Anna’s hummingbird is tough. Besides being among the smallest of all warm-blooded animals, hummingbirds also lack the insulating downy feathers that are typical for many other bird species. Nor can they pack a lot of fat. They’ve chosen a life style that involves constant tearing around after food.

During summer they eat 2 to 3 times their body weight daily. You try that. With its tiny body and no insulation a sleeping hummingbird has very high energy demands.

Torpid Anna’s hummingbird at feeder, exposed to sun and near food. Wally Williams photo.

On cold nights there is nothing for them but to lower their body temperature until they are hypothermic or torpid. On cold day they enter torpor whenever fighting the cold becomes too much.

Torpor is a kind of sleep so deep the metabolic rate is lowered by as much as 95%. During that sleep, a torpid hummingbird uses up to 50 times less energy than when awake. The lowered metabolic rate causes a cooled body temperature.

At night, body temperature is maintained at a hypothermic threshold barely sufficient to maintain life. The trick is waking up. Waking up takes about 20 minutes.

Fortunately, there’s radiation. You can find torpid hummingbirds in the most peculiar places, sometimes hanging upside down. There is only one near consistent feature – they are where the sun’s radiation will hit them and warm them. In winter the sun’s warmth won’t be enough so the bird shivers to generate heat.

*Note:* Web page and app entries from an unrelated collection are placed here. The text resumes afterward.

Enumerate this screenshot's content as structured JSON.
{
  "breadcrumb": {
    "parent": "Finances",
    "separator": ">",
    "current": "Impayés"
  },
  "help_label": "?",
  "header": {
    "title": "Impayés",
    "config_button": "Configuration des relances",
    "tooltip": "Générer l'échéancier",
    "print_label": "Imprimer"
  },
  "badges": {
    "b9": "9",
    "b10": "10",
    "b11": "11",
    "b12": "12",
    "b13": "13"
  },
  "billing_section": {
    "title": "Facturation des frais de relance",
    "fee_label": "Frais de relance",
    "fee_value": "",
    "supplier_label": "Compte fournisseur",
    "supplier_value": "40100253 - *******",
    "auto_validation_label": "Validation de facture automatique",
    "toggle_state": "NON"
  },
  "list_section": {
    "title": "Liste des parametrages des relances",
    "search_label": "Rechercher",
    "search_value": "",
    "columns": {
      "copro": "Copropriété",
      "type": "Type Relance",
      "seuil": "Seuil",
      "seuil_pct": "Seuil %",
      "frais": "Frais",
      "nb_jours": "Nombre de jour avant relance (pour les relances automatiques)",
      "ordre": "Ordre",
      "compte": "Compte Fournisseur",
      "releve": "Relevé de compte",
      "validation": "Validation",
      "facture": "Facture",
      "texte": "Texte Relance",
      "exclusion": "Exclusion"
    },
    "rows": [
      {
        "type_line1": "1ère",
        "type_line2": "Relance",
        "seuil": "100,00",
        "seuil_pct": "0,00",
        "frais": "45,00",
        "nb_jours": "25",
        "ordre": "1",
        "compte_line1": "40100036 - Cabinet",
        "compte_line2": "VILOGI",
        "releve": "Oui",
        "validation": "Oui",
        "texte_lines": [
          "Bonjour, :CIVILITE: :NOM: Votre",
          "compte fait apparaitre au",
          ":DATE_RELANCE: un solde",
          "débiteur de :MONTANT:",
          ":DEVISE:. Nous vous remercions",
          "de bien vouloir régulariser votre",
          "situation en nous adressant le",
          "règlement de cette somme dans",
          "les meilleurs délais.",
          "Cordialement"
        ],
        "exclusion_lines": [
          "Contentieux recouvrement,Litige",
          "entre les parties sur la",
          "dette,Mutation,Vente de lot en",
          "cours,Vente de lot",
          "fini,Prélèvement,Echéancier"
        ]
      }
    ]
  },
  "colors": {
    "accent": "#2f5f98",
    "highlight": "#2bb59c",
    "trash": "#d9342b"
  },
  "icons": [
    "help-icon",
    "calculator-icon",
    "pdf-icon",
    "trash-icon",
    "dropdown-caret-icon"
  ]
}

Where’d you put the antifreeze?

Every living thing contains a heap of water. Our bodies average about 65% water by weight, with males being more watery. Ice expands as it forms and grows, bursting cells. An obvious question is: where’s the antifreeze?

The question is particularly apt because bacteria, fungi, plants, insects and a few fish species in Arctic and Antarctic water have evolved antifreeze proteins. They are different but effective in each group.

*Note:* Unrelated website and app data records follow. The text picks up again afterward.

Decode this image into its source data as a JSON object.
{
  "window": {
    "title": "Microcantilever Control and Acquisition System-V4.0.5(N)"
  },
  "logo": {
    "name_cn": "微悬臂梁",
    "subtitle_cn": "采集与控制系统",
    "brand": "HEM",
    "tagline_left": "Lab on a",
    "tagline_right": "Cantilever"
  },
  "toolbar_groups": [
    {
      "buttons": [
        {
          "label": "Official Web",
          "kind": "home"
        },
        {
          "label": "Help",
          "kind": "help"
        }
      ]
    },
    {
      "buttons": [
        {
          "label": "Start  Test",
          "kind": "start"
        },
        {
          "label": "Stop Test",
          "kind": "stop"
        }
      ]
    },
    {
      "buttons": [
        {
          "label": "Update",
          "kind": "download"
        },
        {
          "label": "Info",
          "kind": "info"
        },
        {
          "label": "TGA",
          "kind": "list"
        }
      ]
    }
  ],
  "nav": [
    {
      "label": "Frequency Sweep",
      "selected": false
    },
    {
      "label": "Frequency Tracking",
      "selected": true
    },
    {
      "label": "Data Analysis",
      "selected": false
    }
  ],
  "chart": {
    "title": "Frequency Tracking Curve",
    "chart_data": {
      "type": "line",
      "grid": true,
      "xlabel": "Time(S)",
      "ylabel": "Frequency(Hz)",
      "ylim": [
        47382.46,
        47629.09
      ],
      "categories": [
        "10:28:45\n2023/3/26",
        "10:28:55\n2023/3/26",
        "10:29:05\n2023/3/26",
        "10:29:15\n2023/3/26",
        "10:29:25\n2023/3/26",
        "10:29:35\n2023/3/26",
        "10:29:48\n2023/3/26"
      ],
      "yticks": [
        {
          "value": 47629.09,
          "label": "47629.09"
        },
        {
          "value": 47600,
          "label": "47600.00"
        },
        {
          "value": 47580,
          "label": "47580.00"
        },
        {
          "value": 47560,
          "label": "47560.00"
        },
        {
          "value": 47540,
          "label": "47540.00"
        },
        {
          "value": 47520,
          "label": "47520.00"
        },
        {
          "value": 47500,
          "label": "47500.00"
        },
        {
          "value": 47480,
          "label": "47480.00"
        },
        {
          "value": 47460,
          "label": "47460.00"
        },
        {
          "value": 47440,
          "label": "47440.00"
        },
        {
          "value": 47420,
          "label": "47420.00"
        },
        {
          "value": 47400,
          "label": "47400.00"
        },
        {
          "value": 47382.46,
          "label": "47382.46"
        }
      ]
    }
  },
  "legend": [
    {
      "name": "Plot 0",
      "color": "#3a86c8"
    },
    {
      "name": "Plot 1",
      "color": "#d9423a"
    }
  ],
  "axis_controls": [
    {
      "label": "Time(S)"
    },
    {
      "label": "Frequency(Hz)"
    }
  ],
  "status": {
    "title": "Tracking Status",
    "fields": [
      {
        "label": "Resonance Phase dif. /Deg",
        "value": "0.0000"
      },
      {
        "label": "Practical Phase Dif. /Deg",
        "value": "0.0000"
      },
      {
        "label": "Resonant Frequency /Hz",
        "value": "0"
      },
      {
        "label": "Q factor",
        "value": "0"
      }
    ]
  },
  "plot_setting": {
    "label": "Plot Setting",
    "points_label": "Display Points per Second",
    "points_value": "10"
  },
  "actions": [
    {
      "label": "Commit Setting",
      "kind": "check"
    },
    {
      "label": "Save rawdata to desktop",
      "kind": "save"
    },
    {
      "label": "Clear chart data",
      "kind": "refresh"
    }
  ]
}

Water has the unusual property of not being happy once it forms a crystal. Some crystals dominate and grow larger and larger, stealing water molecules from the surrounding small crystals. Antifreeze proteins counteract this recrystallization effect by binding to the surface of the small ice crystals and slowing or preventing growth into larger dangerous crystals.

The process is a form of supercooling. Antifreeze proteins lower the freezing point of water by a few degrees, but don’t change the melting point (thermal hysteresis). Insects build the most effective antifreeze proteins and can lower the freezing point by about 6 oC. It seems that warm-blooded creatures simply cannot let their internal temperature get that low. They lower their internal temperature by hibernation or torpor.

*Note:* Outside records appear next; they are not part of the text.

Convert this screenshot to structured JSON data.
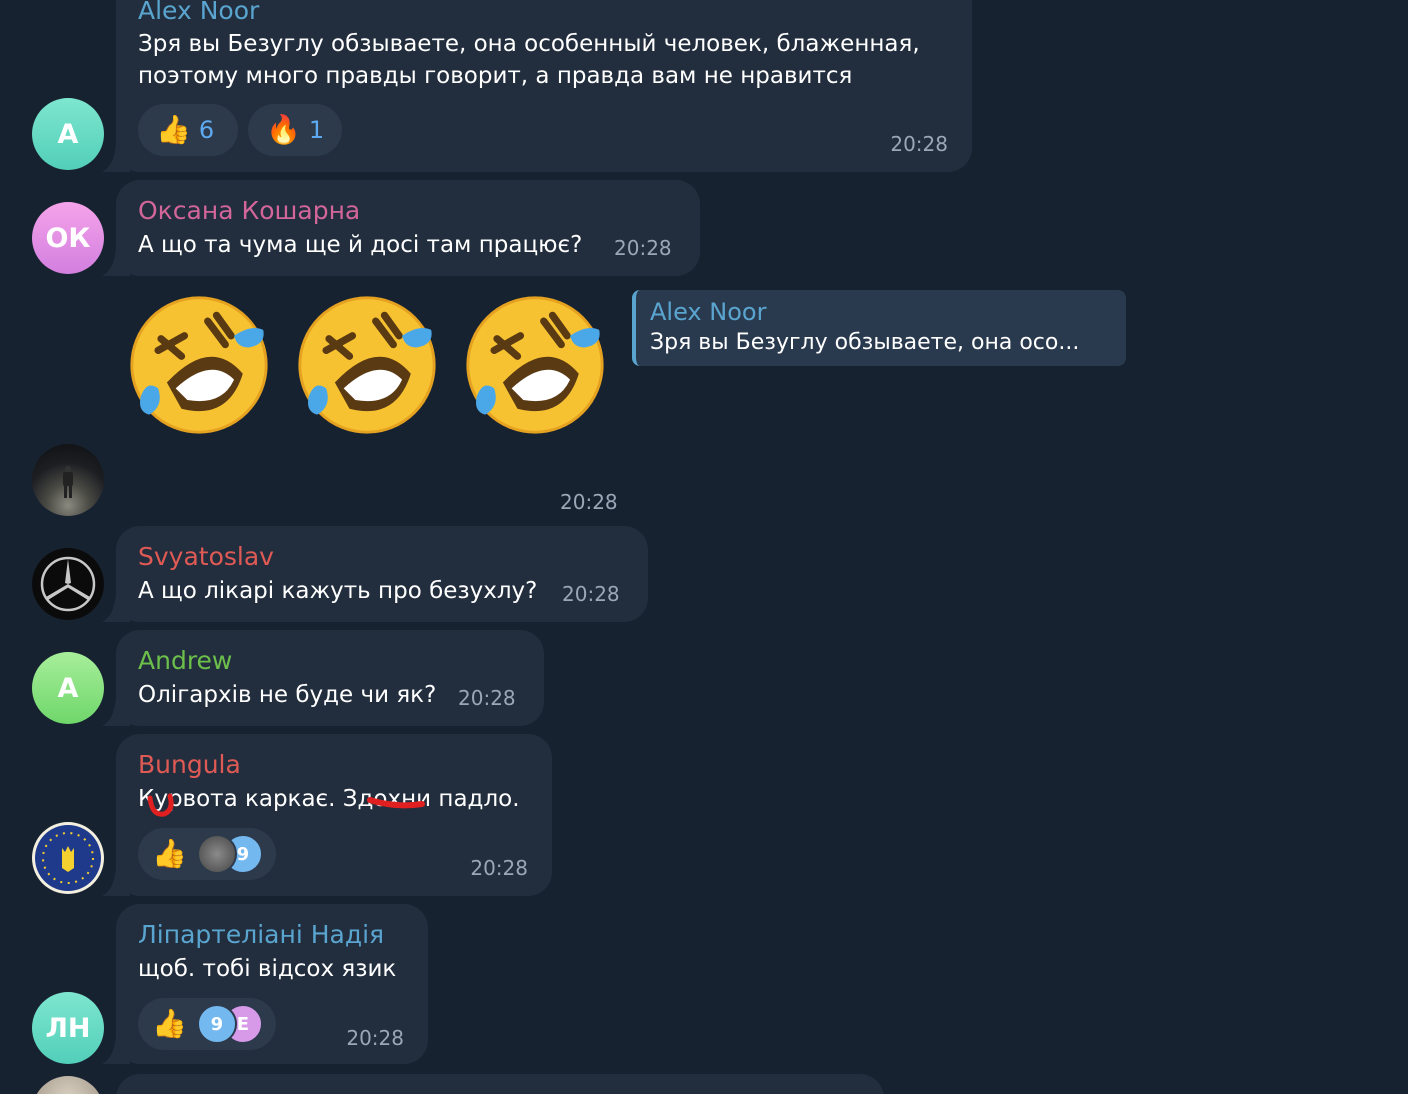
{
  "messages": [
    {
      "sender": "Alex Noor",
      "text_line1": "Зря вы Безуглу обзываете, она особенный человек, блаженная,",
      "text_line2": "поэтому много правды говорит, а правда вам не нравится",
      "time": "20:28",
      "avatar_initials": "A",
      "reactions": [
        {
          "emoji": "👍",
          "count": "6"
        },
        {
          "emoji": "🔥",
          "count": "1"
        }
      ]
    },
    {
      "sender": "Оксана Кошарна",
      "text": "А що та чума ще й досі там працює?",
      "time": "20:28",
      "avatar_initials": "ОК"
    },
    {
      "type": "sticker",
      "emoji": [
        "🤣",
        "🤣",
        "🤣"
      ],
      "reply_to_sender": "Alex Noor",
      "reply_preview": "Зря вы Безуглу обзываете, она осо...",
      "time": "20:28",
      "avatar_icon": "night-photo-avatar"
    },
    {
      "sender": "Svyatoslav",
      "text": "А що лікарі кажуть про безухлу?",
      "time": "20:28",
      "avatar_icon": "mercedes-logo-avatar"
    },
    {
      "sender": "Andrew",
      "text": "Олігархів не буде чи як?",
      "time": "20:28",
      "avatar_initials": "A"
    },
    {
      "sender": "Bungula",
      "text": "Курвота каркає. Здохни падло.",
      "time": "20:28",
      "avatar_icon": "ukraine-eu-emblem-avatar",
      "reaction_emoji": "👍",
      "reactor_initial": "9"
    },
    {
      "sender": "Ліпартеліані Надія",
      "text": "щоб. тобі відсох язик",
      "time": "20:28",
      "avatar_initials": "ЛН",
      "reaction_emoji": "👍",
      "reactor_initials": [
        "9",
        "E"
      ]
    }
  ],
  "colors": {
    "background": "#172231",
    "bubble": "#222e3d",
    "time": "#9aa7b6",
    "sender_alex": "#5aa5cf",
    "sender_oksana": "#d2669a",
    "sender_svyatoslav": "#e05a55",
    "sender_andrew": "#6cbf4a",
    "sender_bungula": "#e05a55",
    "sender_nadiya": "#5aa5cf",
    "reaction_count": "#5eaaf0"
  }
}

Don’t drop the frog

One frog species in BC survives freezing temperatures by simply allowing parts to freeze. Nucleating proteins in their blood cause the water in the blood to freeze first. As this ice grows it sucks most of the water out of the frog’s cells. But the frog keeps pace as it’s liver builds large amounts of glucose to act as antifreeze and keep the cells from collapsing.

Parts of the frog can actually freeze, like their bladder, but their blood and vital organs do not freeze. The heart can stop beating and the frog can stop breathing, but it when it thaws out, it will still be alive. This simply won’t work in a warm blooded animal, but the frog can survive multiple consecutive Freeze-thaw cycles with no adverse effects.

When frozen, it becomes hard and crunchy. I wondered if it would shatter when you dropped it. It didn’t but it does make a metallic ‘clink’. The frog was fine.

Fred Bunnell
Fred Bunnell
(Lead on text; wood frog)
Anthea Farr
Golden-crowned sparrow, sea otters
Corey Bunnell
Feature image – Alyssa Lortie